Records from a data source -
· · · · ·

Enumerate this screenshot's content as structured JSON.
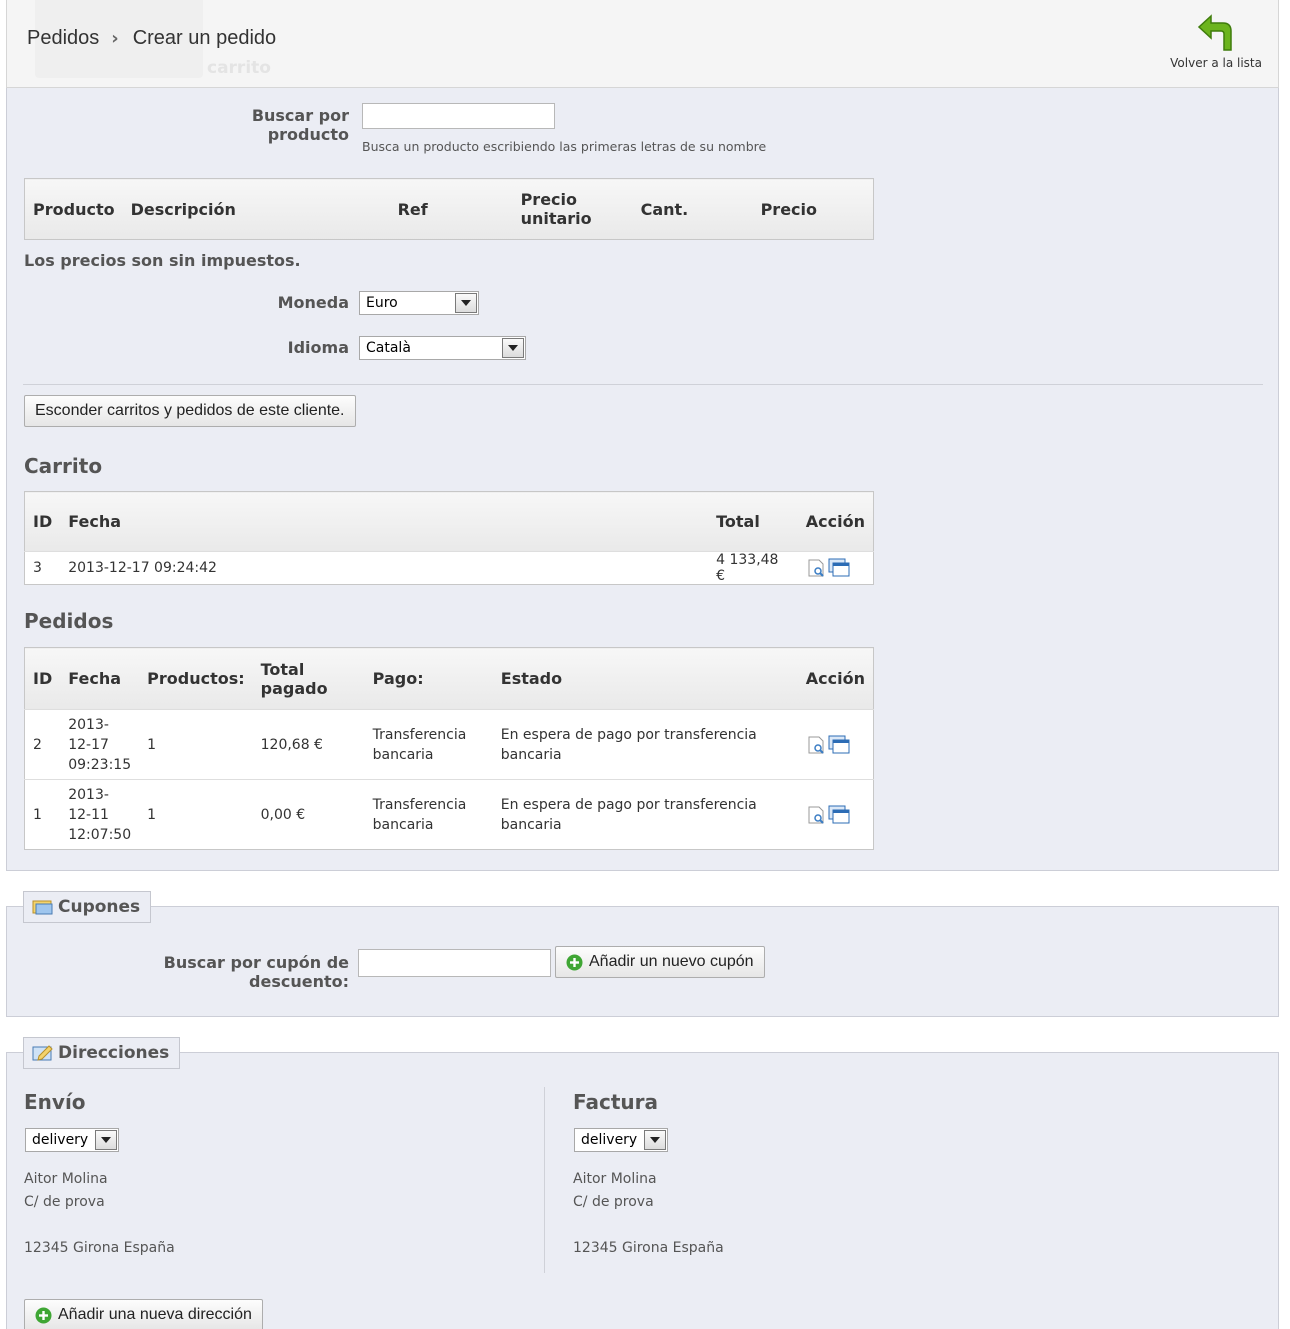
{
  "header": {
    "breadcrumb_parent": "Pedidos",
    "breadcrumb_current": "Crear un pedido",
    "ghost_text": "carrito",
    "back_label": "Volver a la lista"
  },
  "product_search": {
    "label": "Buscar por producto",
    "value": "",
    "hint": "Busca un producto escribiendo las primeras letras de su nombre"
  },
  "products_table": {
    "headers": [
      "Producto",
      "Descripción",
      "Ref",
      "Precio unitario",
      "Cant.",
      "Precio"
    ]
  },
  "tax_note": "Los precios son sin impuestos.",
  "currency": {
    "label": "Moneda",
    "value": "Euro"
  },
  "language": {
    "label": "Idioma",
    "value": "Català"
  },
  "toggle_button": "Esconder carritos y pedidos de este cliente.",
  "carts": {
    "title": "Carrito",
    "headers": [
      "ID",
      "Fecha",
      "Total",
      "Acción"
    ],
    "rows": [
      {
        "id": "3",
        "date": "2013-12-17 09:24:42",
        "total": "4 133,48 €"
      }
    ]
  },
  "orders": {
    "title": "Pedidos",
    "headers": [
      "ID",
      "Fecha",
      "Productos:",
      "Total pagado",
      "Pago:",
      "Estado",
      "Acción"
    ],
    "rows": [
      {
        "id": "2",
        "date_l1": "2013-",
        "date_l2": "12-17",
        "date_l3": "09:23:15",
        "products": "1",
        "total": "120,68 €",
        "payment_l1": "Transferencia",
        "payment_l2": "bancaria",
        "status_l1": "En espera de pago por transferencia",
        "status_l2": "bancaria"
      },
      {
        "id": "1",
        "date_l1": "2013-",
        "date_l2": "12-11",
        "date_l3": "12:07:50",
        "products": "1",
        "total": "0,00 €",
        "payment_l1": "Transferencia",
        "payment_l2": "bancaria",
        "status_l1": "En espera de pago por transferencia",
        "status_l2": "bancaria"
      }
    ]
  },
  "vouchers": {
    "legend": "Cupones",
    "search_label": "Buscar por cupón de descuento:",
    "value": "",
    "add_button": "Añadir un nuevo cupón"
  },
  "addresses": {
    "legend": "Direcciones",
    "delivery": {
      "title": "Envío",
      "select": "delivery",
      "name": "Aitor Molina",
      "street": "C/ de prova",
      "city": "12345 Girona España"
    },
    "invoice": {
      "title": "Factura",
      "select": "delivery",
      "name": "Aitor Molina",
      "street": "C/ de prova",
      "city": "12345 Girona España"
    },
    "add_button": "Añadir una nueva dirección"
  },
  "colors": {
    "panel_bg": "#ebedf4",
    "header_bg": "#f5f5f5",
    "back_arrow": "#6cb41e",
    "add_icon": "#3fa634"
  }
}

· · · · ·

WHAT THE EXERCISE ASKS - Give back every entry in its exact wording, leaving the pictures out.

RESULT FOR THIS TASK -
Enumerate this screenshot's content as structured JSON.
{
  "header": {
    "breadcrumb_parent": "Pedidos",
    "breadcrumb_current": "Crear un pedido",
    "ghost_text": "carrito",
    "back_label": "Volver a la lista"
  },
  "product_search": {
    "label": "Buscar por producto",
    "value": "",
    "hint": "Busca un producto escribiendo las primeras letras de su nombre"
  },
  "products_table": {
    "headers": [
      "Producto",
      "Descripción",
      "Ref",
      "Precio unitario",
      "Cant.",
      "Precio"
    ]
  },
  "tax_note": "Los precios son sin impuestos.",
  "currency": {
    "label": "Moneda",
    "value": "Euro"
  },
  "language": {
    "label": "Idioma",
    "value": "Català"
  },
  "toggle_button": "Esconder carritos y pedidos de este cliente.",
  "carts": {
    "title": "Carrito",
    "headers": [
      "ID",
      "Fecha",
      "Total",
      "Acción"
    ],
    "rows": [
      {
        "id": "3",
        "date": "2013-12-17 09:24:42",
        "total": "4 133,48 €"
      }
    ]
  },
  "orders": {
    "title": "Pedidos",
    "headers": [
      "ID",
      "Fecha",
      "Productos:",
      "Total pagado",
      "Pago:",
      "Estado",
      "Acción"
    ],
    "rows": [
      {
        "id": "2",
        "date_l1": "2013-",
        "date_l2": "12-17",
        "date_l3": "09:23:15",
        "products": "1",
        "total": "120,68 €",
        "payment_l1": "Transferencia",
        "payment_l2": "bancaria",
        "status_l1": "En espera de pago por transferencia",
        "status_l2": "bancaria"
      },
      {
        "id": "1",
        "date_l1": "2013-",
        "date_l2": "12-11",
        "date_l3": "12:07:50",
        "products": "1",
        "total": "0,00 €",
        "payment_l1": "Transferencia",
        "payment_l2": "bancaria",
        "status_l1": "En espera de pago por transferencia",
        "status_l2": "bancaria"
      }
    ]
  },
  "vouchers": {
    "legend": "Cupones",
    "search_label": "Buscar por cupón de descuento:",
    "value": "",
    "add_button": "Añadir un nuevo cupón"
  },
  "addresses": {
    "legend": "Direcciones",
    "delivery": {
      "title": "Envío",
      "select": "delivery",
      "name": "Aitor Molina",
      "street": "C/ de prova",
      "city": "12345 Girona España"
    },
    "invoice": {
      "title": "Factura",
      "select": "delivery",
      "name": "Aitor Molina",
      "street": "C/ de prova",
      "city": "12345 Girona España"
    },
    "add_button": "Añadir una nueva dirección"
  },
  "colors": {
    "panel_bg": "#ebedf4",
    "header_bg": "#f5f5f5",
    "back_arrow": "#6cb41e",
    "add_icon": "#3fa634"
  }
}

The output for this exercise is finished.